5.09.2008

Fish, mercury, and not freaking out

One of my main goals for this pregnancy has been not to freak out. In general I'm a slightly anxious person--calibrated so that my system tends to operate with a bit more adrenaline than other people's--and I'm also someone who likes to be informed, educated, and in control. But I've felt that many of these tendencies could be counterproductive for me as a pregnant person. I haven't wanted to become an expert on pregnancy. I've been reading midwifery books, but really nothing else--not What to Expect While You're Expecting, not the four million pregnancy websites, not even the very interesting books out there about third wave motherhood (although I might get to those). It's Biffle's job to do the reading--he has a site that he looks at once a week to tell me what's happening gestationally, and if I have specific questions ("Can I take Tums?" "Is it normal that I'm feeling a shooting pain in my side?"), he looks them up and finds the answers (yes to both of the sample questions).

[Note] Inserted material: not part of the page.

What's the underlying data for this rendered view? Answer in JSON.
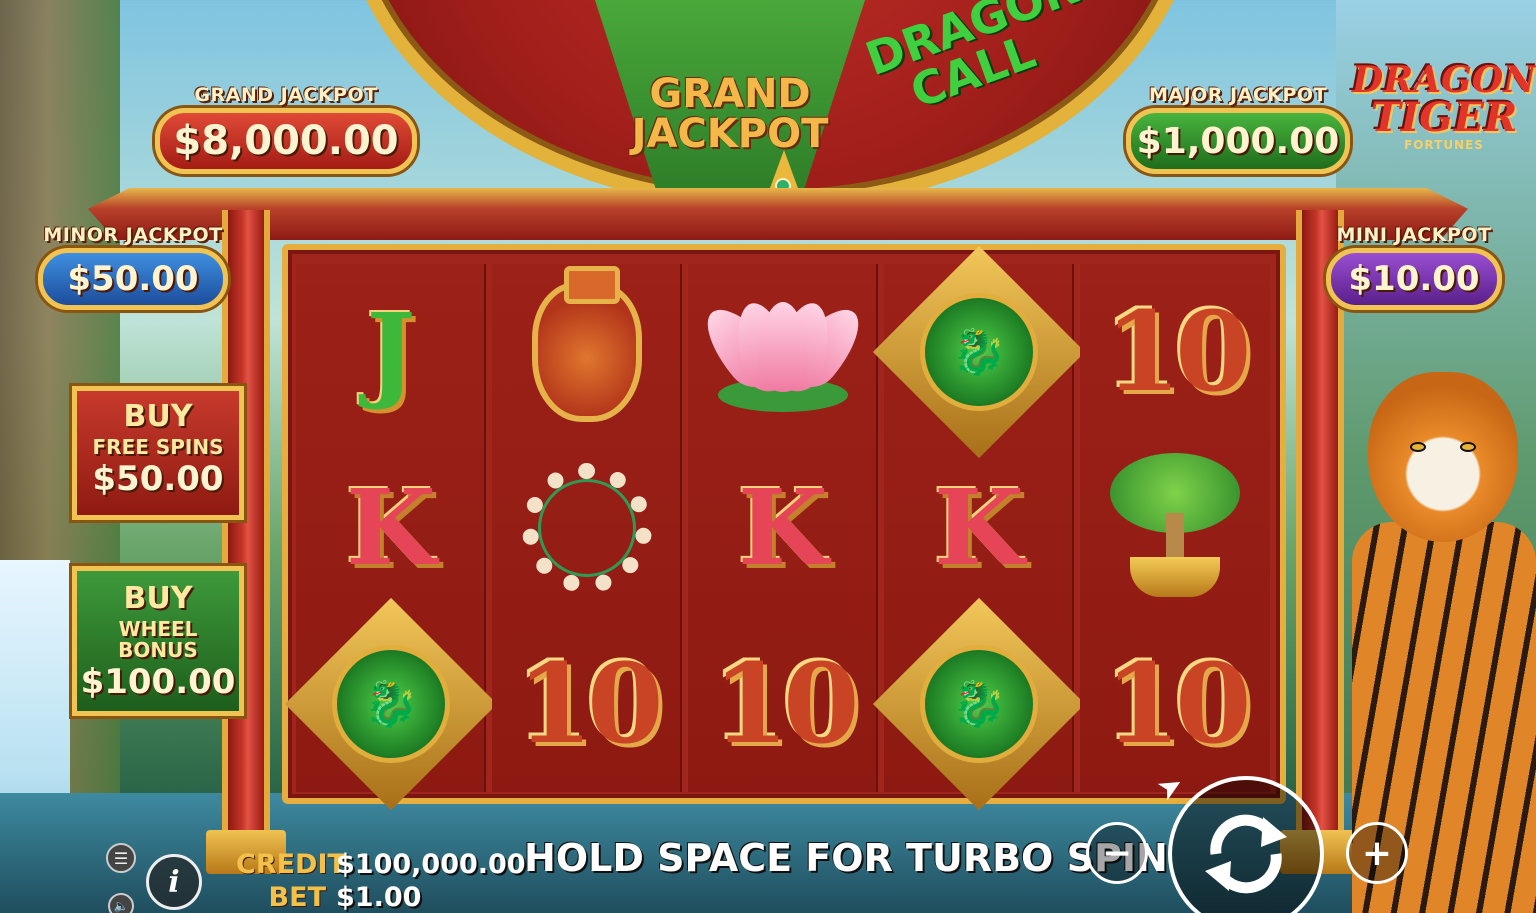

I knew that there were concerns about mercury in fish and that I was supposed to avoid certain fish, but I didn't know the details. In my own head I figured any flaky white fish was probably fine, and so--although I don't eat fish often--I have had fish every now and then when we've gone out to eat. For some reason, this morning I wanted details, so I had Biffle do an internet search about mercury in fish, and how this relates to pregnancy. He found a ton of information. It turns out there are a lot of fish pregnant people are supposed to avoid altogether, including king mackerel (repulsive, so I have not eaten it), shark (I think I may oppose shark-eating on political grounds), and tilefish.

I ate tilefish a few weeks ago, when Catherine and James were in town visiting. Tilefish is a flaky white fish--and it was quite delicious--and now it turns out that pregnant people aren't supposed to eat it at all because of the high levels of mercury in the fish, mercury that can affect fetal brain and nervous system development. (It also turns out that two of the other fish I've eaten while pregnant--grouper and halibut--are on the "eat very rarely" list).

To my credit, I didn't freak out, although I did make Biffle look around longer on the internet until he found an FDA site that said that eating tilefish once while pregnant probably wasn't a crisis situation.

But here's my question: what the fuck are we doing to our planet? The run-off from our coal-fired power plants is affecting marine life so significantly that there is a solid consensus that certain fish are now too toxic for pregnant people to eat. This shouldn't be just an interesting fact for a pregnant person to tuck away--this is a sign of very, very bad things to come. Although I don't want to freak out about this on a personal level, I do think a bit more cultural freaking out would be appropriate.

4 comments:

mary said...

being immersed in the food world 24/7 right now causes me to completely agree that the world should do a little more "cultural freaking out."

sigh...

it sucks that those little pocket sized lists of "what fish are okay to eat this (insert time frame here) often) even have to exist.
(http://www.edf.org/documents/1980_pocket_seafood_selector.pdf)

and also...you are most likely growing a superbaby (cape and all) that would kick any mercury villain the ass.

Quiche said...

Women, period, are experts at pregnancy, and you are too (: Happy Mother's Day, Alison (in case I don't get the chance to say so day of)! Much love and blessings!

Aaron Piepmeier said...

2 things.

1) I don't eat shark, because then it has the right to eat me.

2) You guys should come up to visit us and you'll feel vindicated knowing that a whole state (pretty much all of it) shares your views on the environmental/food crisis.

Elizabeth said...

Alison, I've spent my career as a marine scientist and can tell you that things are not getting better. There are too many people living on the coast and the watersheds. I'm almost at the point where I don't see that things are reversible. Money, developers, uninformed people and a general disregard for the environment have taken its toll.
As far as mercury contamination, it's a problem, especially for pelagic fishes. And shark isn't a good species to eat because they are slow growing, have few young, and are easily overfished.
I try to be an optimist but it's hard to see how things are going to improve when water quality is poor, habitats are being lost, species are being lost and we just keep on with our manic conversion of the planet.